A study at Duke University Hospital shows that hospital rooms where COVID-19 patients were treated had little to no active virus contaminations on surfaces.
The finding, published online in the journal Clinical Infectious Diseases, concludes that contaminated surfaces in hospitals are unlikely to be a source of indirect transmission of the virus.
"Early on in the pandemic, there were studies that found that SARS-CoV-2 could be detected on surfaces for many days," said the study's senior author Dr. Deverick Anderson, professor in the Department of Medicine at Duke. "But this doesn't mean the virus is viable. We found there is almost no live, infectious virus on the surfaces we tested."
A variety of surfaces in the hospital rooms of 20 COVID-19 patients at Duke University Hospital were tested during several days of hospitalization. Samples were collected from the patients' bedrail, sink, medical prep area, room computer and exit door handle. A final sample was collected at the nursing station computer outside the patient room.
PCR testing found that 19 of 347 samples gathered were positive for the virus, including nine from bed rails, four from sinks, four from room computers, one from the medical prep area and one from the exit door handle. All nursing station computer samples were negative. Of the 19 positive samples, most (16) were from the first or third day of hospitalization.
"While hospital rooms are routinely cleaned, we know that there is no such thing as a sterile environment," Anderson said. "The question is whether small amounts of viral particles detected on surfaces are capable of causing infections. Our study shows that this is not a high-risk mode of transmission."
Anderson added that the findings reinforce the understanding that SARS-CoV-2 primarily spreads through person-to-person encounters via respiratory droplets in the air. He noted that people should concentrate on known anti-infection strategies such as masking and physical distancing to mitigate exposures to airborne particles.
The Wayne County Health Department will not have COVID-19 testing available until further notice. Testing was resumed Tuesday morning, and all test kits have been administered. Demand nationwide for testing remains at an all-time high, and the Health Department is working with NCDHHS to receive additional kits.
Residents who need a COVID-19 test can click here to find another testing option.
Because of more winter weather expected later this week, the Lee County Government Health Department is postponing the planned Pfizer-BioNtech COVID-19 booster vaccine for 12-15-year olds scheduled for Friday and rescheduling the event for Jan. 28. The vaccination clinic will be held from 2 p.m. to 4 p.m. at the Dennis Wicker Civic Center, 1801 Nash St. in Sanford.

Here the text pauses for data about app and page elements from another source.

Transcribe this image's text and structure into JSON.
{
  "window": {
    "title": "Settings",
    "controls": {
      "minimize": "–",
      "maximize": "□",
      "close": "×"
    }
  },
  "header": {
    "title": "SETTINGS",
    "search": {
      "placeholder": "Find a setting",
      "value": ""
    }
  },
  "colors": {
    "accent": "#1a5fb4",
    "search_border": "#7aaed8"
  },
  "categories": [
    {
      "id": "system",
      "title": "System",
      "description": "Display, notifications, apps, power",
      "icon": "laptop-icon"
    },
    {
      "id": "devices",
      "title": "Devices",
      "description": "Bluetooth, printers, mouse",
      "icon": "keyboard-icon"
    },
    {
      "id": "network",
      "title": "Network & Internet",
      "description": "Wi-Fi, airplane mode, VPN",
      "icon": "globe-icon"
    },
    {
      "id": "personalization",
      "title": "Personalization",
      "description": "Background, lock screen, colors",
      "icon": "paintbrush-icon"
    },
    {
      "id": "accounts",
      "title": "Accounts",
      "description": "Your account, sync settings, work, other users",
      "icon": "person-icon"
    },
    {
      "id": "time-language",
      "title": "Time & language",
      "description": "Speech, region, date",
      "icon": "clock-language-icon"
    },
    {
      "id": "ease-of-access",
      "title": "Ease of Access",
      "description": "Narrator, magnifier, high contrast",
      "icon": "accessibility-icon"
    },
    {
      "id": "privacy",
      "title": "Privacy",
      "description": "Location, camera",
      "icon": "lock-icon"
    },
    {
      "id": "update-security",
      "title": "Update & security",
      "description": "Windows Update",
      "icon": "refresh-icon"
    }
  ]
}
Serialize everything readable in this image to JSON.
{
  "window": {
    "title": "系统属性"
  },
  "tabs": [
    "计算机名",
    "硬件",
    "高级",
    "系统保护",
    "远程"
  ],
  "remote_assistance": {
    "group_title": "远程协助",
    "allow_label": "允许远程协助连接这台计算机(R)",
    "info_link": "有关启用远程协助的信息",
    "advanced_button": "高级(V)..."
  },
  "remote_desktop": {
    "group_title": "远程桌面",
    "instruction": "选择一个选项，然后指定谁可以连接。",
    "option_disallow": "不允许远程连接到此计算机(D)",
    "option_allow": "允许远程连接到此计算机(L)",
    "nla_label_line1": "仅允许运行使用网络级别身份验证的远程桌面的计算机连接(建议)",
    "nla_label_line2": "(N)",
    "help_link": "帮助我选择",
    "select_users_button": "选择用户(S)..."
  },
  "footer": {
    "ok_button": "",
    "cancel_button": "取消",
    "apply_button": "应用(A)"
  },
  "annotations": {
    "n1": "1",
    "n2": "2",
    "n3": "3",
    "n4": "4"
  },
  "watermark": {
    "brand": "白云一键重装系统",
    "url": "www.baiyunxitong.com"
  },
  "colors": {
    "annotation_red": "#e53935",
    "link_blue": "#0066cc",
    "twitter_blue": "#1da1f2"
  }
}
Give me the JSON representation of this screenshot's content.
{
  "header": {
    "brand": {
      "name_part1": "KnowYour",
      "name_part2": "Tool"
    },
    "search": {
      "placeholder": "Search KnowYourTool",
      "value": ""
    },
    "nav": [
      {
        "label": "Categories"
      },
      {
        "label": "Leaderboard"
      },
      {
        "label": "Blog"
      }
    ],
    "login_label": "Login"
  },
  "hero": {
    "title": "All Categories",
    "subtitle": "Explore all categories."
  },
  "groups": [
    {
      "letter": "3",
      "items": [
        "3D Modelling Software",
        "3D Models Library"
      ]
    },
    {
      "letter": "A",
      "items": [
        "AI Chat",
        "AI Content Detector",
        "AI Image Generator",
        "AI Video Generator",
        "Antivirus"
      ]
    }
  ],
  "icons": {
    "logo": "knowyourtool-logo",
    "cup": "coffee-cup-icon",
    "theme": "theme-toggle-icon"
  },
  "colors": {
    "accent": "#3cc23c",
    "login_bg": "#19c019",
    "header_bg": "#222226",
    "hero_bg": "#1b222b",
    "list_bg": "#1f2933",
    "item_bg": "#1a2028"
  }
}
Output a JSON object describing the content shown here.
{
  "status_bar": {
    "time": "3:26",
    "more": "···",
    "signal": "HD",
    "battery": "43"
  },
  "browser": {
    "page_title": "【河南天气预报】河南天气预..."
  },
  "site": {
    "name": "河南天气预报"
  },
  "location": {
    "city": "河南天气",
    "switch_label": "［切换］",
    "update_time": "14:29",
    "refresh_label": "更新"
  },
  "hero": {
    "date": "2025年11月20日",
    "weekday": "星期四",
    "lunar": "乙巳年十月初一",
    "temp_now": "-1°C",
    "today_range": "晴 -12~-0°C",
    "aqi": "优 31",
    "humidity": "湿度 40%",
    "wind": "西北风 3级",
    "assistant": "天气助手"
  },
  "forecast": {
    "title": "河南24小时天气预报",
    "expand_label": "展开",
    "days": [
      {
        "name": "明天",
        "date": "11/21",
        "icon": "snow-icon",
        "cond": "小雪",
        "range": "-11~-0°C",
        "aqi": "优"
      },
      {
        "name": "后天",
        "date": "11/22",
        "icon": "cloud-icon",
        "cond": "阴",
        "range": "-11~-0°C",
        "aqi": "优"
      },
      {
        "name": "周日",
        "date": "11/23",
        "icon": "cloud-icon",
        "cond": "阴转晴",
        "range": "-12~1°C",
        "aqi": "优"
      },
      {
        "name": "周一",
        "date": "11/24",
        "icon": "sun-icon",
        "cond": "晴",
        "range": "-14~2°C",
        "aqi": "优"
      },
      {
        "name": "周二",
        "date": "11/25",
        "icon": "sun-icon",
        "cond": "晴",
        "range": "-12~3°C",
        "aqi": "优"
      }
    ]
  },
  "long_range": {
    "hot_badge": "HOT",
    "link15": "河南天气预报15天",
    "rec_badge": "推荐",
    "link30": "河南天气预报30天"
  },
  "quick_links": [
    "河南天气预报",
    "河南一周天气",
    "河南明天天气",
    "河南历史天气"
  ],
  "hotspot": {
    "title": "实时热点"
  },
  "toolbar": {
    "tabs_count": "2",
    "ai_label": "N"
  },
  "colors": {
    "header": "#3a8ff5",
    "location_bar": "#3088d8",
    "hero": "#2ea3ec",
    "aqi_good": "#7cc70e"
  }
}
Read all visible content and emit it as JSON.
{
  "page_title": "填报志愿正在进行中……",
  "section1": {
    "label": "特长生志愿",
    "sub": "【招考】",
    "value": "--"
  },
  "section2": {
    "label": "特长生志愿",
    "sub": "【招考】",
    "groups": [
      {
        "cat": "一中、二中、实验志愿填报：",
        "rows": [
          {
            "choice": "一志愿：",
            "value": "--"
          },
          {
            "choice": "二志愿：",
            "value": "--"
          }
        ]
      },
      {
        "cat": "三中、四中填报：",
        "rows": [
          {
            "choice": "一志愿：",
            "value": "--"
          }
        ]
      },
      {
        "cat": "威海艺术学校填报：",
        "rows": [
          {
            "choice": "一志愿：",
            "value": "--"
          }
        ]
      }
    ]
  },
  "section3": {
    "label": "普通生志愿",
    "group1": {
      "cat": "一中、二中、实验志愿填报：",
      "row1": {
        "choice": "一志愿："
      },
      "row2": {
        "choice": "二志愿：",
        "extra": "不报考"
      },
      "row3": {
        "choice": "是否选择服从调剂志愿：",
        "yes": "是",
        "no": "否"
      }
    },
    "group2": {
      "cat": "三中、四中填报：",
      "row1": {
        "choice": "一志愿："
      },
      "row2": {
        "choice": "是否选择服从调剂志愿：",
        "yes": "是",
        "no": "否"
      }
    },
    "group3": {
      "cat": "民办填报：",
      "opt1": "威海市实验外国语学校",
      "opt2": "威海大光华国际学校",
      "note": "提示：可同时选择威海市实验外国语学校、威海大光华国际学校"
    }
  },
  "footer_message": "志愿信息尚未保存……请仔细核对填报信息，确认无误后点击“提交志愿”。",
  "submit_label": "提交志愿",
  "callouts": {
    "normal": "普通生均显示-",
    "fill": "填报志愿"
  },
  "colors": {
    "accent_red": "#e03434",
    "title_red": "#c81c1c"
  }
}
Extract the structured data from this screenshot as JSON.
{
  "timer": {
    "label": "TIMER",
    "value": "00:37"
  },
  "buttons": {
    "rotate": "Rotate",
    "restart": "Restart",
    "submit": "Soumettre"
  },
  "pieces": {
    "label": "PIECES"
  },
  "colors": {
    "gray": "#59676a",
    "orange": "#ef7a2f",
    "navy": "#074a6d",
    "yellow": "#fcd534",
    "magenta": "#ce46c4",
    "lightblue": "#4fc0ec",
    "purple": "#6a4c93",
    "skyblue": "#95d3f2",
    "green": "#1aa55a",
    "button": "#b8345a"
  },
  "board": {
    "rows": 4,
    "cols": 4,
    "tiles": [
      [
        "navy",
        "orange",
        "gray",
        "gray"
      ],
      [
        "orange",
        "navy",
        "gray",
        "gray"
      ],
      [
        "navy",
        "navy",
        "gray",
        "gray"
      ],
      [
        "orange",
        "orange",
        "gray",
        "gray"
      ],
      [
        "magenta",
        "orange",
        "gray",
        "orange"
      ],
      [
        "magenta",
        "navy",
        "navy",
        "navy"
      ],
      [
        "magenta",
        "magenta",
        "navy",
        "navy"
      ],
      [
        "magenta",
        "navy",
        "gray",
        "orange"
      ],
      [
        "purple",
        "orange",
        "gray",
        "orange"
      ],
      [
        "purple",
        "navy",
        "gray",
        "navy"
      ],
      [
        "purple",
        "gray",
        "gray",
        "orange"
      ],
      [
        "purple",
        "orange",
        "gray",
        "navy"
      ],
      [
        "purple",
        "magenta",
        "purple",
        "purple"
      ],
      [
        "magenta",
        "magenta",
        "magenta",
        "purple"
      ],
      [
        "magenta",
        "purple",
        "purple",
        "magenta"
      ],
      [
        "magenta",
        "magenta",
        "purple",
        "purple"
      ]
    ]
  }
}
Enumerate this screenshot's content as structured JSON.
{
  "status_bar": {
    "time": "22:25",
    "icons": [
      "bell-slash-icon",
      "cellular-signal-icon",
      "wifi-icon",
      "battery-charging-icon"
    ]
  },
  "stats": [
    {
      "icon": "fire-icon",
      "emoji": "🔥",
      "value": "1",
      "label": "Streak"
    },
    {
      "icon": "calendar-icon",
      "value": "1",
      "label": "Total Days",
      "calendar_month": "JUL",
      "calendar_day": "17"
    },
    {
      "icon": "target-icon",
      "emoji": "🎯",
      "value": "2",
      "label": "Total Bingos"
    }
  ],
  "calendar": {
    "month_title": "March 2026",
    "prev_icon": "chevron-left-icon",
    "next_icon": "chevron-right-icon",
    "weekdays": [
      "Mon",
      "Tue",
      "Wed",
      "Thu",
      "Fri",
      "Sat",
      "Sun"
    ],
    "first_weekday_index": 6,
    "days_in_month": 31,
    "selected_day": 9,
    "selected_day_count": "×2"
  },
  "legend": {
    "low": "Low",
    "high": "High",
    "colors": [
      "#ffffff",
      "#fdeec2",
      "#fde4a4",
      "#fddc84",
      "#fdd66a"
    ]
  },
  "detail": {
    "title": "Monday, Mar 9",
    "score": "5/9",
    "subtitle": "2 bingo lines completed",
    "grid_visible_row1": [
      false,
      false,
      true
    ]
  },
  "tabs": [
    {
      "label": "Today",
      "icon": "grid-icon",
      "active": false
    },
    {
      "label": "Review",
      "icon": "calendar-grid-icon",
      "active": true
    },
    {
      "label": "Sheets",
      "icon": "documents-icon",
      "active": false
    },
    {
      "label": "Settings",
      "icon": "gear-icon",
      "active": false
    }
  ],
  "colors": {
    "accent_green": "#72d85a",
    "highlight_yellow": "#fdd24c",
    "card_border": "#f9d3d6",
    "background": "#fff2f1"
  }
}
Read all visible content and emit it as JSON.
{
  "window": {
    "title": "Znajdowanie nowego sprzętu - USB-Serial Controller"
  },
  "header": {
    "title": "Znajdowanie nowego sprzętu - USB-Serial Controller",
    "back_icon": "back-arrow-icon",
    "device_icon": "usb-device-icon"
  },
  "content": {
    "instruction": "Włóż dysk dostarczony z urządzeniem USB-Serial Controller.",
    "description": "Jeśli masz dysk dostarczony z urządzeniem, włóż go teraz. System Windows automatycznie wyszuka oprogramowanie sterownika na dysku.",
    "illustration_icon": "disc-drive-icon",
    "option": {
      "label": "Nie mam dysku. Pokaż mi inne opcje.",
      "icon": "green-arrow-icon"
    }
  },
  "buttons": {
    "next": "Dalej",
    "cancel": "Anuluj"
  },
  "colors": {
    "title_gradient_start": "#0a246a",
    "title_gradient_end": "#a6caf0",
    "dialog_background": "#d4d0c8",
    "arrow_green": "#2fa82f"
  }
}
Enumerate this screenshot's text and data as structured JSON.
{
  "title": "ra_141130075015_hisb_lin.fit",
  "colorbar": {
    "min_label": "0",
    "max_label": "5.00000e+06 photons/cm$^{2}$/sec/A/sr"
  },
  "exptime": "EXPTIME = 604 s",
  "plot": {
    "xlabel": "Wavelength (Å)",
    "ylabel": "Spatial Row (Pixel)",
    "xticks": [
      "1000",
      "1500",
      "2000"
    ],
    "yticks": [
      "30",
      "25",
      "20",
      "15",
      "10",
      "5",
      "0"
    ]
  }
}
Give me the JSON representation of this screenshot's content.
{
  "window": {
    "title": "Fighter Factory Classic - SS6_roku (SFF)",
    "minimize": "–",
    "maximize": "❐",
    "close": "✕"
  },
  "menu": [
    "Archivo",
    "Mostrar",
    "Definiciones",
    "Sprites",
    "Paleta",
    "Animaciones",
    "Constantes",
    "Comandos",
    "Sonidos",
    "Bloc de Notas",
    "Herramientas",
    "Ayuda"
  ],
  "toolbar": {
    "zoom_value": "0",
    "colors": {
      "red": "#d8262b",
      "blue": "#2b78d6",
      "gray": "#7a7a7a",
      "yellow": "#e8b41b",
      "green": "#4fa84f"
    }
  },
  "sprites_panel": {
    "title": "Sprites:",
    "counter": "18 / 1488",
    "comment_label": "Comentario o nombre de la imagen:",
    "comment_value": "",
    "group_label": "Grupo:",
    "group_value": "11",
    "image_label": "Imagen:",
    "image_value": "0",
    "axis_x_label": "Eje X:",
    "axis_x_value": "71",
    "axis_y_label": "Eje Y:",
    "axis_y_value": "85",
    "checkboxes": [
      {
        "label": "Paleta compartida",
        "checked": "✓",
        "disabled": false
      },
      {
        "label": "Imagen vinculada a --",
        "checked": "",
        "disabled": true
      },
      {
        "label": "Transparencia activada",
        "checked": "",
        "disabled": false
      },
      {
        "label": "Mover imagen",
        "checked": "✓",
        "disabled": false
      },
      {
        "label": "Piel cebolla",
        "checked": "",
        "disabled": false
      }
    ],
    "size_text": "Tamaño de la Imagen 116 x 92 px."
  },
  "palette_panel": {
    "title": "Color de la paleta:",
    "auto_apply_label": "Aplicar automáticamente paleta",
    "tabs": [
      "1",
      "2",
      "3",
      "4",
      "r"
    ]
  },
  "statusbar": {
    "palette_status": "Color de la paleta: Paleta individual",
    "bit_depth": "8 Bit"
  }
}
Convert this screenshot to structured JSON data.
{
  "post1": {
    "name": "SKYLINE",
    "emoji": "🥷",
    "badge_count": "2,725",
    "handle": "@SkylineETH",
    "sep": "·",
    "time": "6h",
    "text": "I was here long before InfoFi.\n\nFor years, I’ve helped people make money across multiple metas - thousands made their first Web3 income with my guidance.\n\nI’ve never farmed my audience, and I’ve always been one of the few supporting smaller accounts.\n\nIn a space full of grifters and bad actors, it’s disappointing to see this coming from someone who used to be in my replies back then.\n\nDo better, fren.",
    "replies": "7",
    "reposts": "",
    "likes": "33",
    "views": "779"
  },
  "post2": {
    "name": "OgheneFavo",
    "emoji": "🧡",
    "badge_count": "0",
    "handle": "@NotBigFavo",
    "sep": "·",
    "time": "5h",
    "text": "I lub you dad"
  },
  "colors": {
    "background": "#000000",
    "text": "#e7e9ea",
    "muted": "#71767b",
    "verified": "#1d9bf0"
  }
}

"Because of the impending inclement weather, we will be rescheduling our planned COVID-19 booster clinic," Heath Cain, Director of the LCHD said. "This booster vaccine will help to provide extra protection for our younger population and aid in mitigating the spread of the virus. This will allow us to continue working to improve the health of our community."
Appointments may be scheduled online or by phone at (919) 842-5744 (English and Spanish).
COVID-19 metrics continue to set records in North Carolina.
Tuesday's update from the North Carolina Department of Health and Human Services saw a 33.3% positivity rate, which is the highest ever recorded, breaking Sunday's previous record of 32%.
The state reported 31,902 new cases, which is an 80 percent increase from last week and five times higher than this day last year.
Hospitalizations have also increased--up 16 percent in the last week. The good news is the number of COVID-19 patients needed to be treated in the ICU remains relatively low at 17%; ventilator percentage is also low at 10%.
The NHL plans to stop testing asymptomatic players and staff members following the All-Star break, sources told ESPN.
The NHL and NHLPA have reached an agreement on the matter, though the sides will meet again later this month to assess the climate and formalize.
The NHL will still test all players and staffers before cross-border travel between the United States and Canada. Players who show symptoms will also be required to test.